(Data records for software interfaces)
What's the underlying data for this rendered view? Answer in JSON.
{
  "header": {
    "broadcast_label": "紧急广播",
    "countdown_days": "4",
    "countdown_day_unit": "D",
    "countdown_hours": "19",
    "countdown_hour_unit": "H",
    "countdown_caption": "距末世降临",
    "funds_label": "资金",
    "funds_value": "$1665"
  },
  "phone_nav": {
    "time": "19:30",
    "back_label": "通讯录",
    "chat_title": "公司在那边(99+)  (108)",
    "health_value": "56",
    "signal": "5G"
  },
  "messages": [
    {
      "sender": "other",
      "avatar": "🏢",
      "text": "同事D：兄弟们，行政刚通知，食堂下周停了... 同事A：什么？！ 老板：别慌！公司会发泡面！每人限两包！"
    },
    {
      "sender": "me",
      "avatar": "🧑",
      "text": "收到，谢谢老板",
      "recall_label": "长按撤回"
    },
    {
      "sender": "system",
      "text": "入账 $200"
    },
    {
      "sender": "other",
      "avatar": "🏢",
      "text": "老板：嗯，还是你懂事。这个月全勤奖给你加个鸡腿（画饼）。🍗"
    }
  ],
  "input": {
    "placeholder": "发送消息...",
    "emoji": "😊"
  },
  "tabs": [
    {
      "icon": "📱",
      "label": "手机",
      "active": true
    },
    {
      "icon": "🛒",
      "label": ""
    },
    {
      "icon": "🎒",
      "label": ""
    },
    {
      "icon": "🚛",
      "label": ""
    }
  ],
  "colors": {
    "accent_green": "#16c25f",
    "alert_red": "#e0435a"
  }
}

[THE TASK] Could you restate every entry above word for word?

[RESPONSE TO THE TASK]
What's the underlying data for this rendered view? Answer in JSON.
{
  "header": {
    "broadcast_label": "紧急广播",
    "countdown_days": "4",
    "countdown_day_unit": "D",
    "countdown_hours": "19",
    "countdown_hour_unit": "H",
    "countdown_caption": "距末世降临",
    "funds_label": "资金",
    "funds_value": "$1665"
  },
  "phone_nav": {
    "time": "19:30",
    "back_label": "通讯录",
    "chat_title": "公司在那边(99+)  (108)",
    "health_value": "56",
    "signal": "5G"
  },
  "messages": [
    {
      "sender": "other",
      "avatar": "🏢",
      "text": "同事D：兄弟们，行政刚通知，食堂下周停了... 同事A：什么？！ 老板：别慌！公司会发泡面！每人限两包！"
    },
    {
      "sender": "me",
      "avatar": "🧑",
      "text": "收到，谢谢老板",
      "recall_label": "长按撤回"
    },
    {
      "sender": "system",
      "text": "入账 $200"
    },
    {
      "sender": "other",
      "avatar": "🏢",
      "text": "老板：嗯，还是你懂事。这个月全勤奖给你加个鸡腿（画饼）。🍗"
    }
  ],
  "input": {
    "placeholder": "发送消息...",
    "emoji": "😊"
  },
  "tabs": [
    {
      "icon": "📱",
      "label": "手机",
      "active": true
    },
    {
      "icon": "🛒",
      "label": ""
    },
    {
      "icon": "🎒",
      "label": ""
    },
    {
      "icon": "🚛",
      "label": ""
    }
  ],
  "colors": {
    "accent_green": "#16c25f",
    "alert_red": "#e0435a"
  }
}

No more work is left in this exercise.